Expect to pay more for postage in 2006-and possibly 2007.
The Postal Service has begun the process to raise its 2006 rates. Last week, the Postal Board of Governors told agency managers to begin preparing to file a case for a rate increase with the Postal Rate Commission.
Some members of the mailing industry fear that next year's rate increase will be followed by another in 2007.
Postal Service CFO Richard Strasser said he expects the agency will earn $1 billion in net income this year and break even next year. Mail volume was strong in the first quarter, due in part to catalog mailings and direct marketing by financial services companies.
But unlike most postal rate increases, this one won't pay for operating expenses. Rather, the rate hike will cover $3.1 billion the Postal Service is required to put into escrow in 2006. If the Postal Service did not have this obligation, rates would stay at their current levels for at least another year, Strasser said.
Industry experts estimate that rates will need to rise 5.5 to 6 percent to cover the $3.1 billion. Thanks to strong first- and second-quarter financial results, this is lower than some forecasts, which predicted 2006 rate increases of 10 percent or more.
"But the speculation is that a year later, they might have to file another case to ask for further funds to pay for operating expenses," said Kate Muth, vice president of the Association for Postal Commerce.
Strasser said the Postal Service is moving toward more frequent, but smaller, rate increases, at least for commercial postage. In the past, the Postal Service has raised rates every three years. The agency operates on a break-even basis, and the idea behind the three-year system is to earn money the first year, break even the second and lose money the third. "It is a shock to the industry when they get one large rate increase every three years," Strasser said.
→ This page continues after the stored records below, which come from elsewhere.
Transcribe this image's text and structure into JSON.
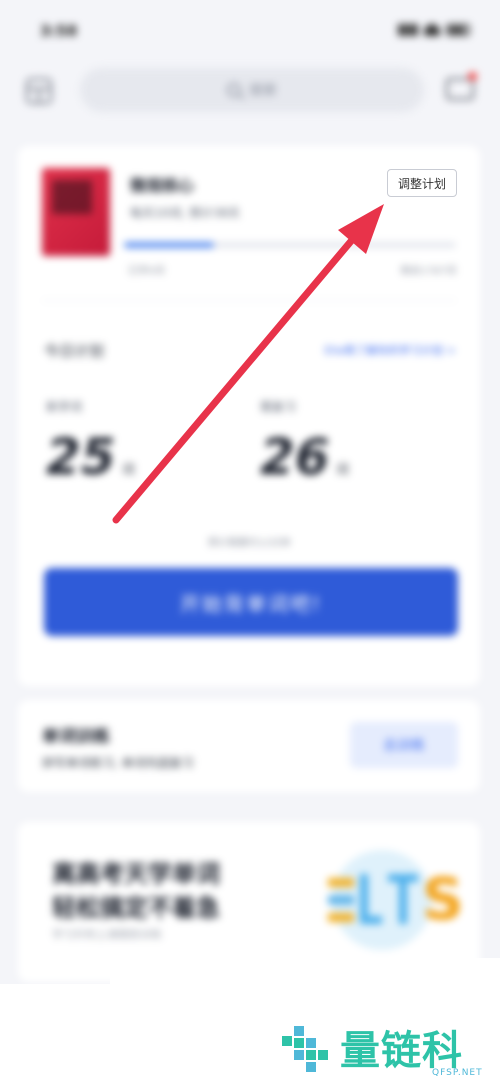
{
  "status_bar": {
    "time": "3:58"
  },
  "top_bar": {
    "search_placeholder": "搜索"
  },
  "book": {
    "title": "微观核心",
    "subtitle": "每天10词, 预计38天",
    "progress_fraction": 0.27,
    "progress_left": "已学0词",
    "progress_right": "剩余1787词"
  },
  "adjust_plan_label": "调整计划",
  "today": {
    "label": "今日计划",
    "link": "Ella等了解你的学习计划 >"
  },
  "stats": {
    "new_label": "新学词",
    "new_value": "25",
    "review_label": "需复习",
    "review_value": "26",
    "unit": "词"
  },
  "note": "预计需要约12分钟",
  "start_button": "开始背单词吧!",
  "training": {
    "title": "单词训练",
    "subtitle": "拼写单词练习, 单词巩固复习",
    "button": "去训练"
  },
  "promo": {
    "line1": "离高考天学单词",
    "line2": "轻松搞定不着急",
    "small": "学习外附上课跟踪训练",
    "art_letters": "IELTS"
  },
  "watermark": {
    "text": "量链科技",
    "sub": "QFSP.NET"
  },
  "colors": {
    "accent": "#2f5bd8",
    "arrow": "#e8334a",
    "book_cover": "#d72340",
    "watermark": "#2ec3a8"
  }
}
The escrow requirement was included in the 2003 Postal Civil Service Retirement System Funding Reform Act. The Postal Service had discovered that it was over-funding its pension obligations. It was allowed to use the first three years' savings for expenses and debt, but starting in 2006, the money is supposed to go into escrow until Congress approves a plan for the funds, which it has not yet done.
The escrow funds appear as an asset on the Treasury Department's balance sheet. In March, 2004, Treasury Secretary John Snow said the Bush administration would support releasing the funds only if it could be done in a deficit-neutral way. Members of the mailing industry call the rate hike to cover the escrow requirement a "stamp tax."
If Congress were able to pass a law releasing the funds, the rate increase could be avoided. But such a measure was part of a major Postal Service overhaul bill that did not pass last year.
"I believe that the House and Senate leaders who've been working on this the last seven years are going to continue working on this, and they should," said Neal Denton, executive director of the Alliance of Nonprofit Mailers. "But we've been working on postal reform over a dozen years. I don't think there's any such thing as speedy enactment of postal reform."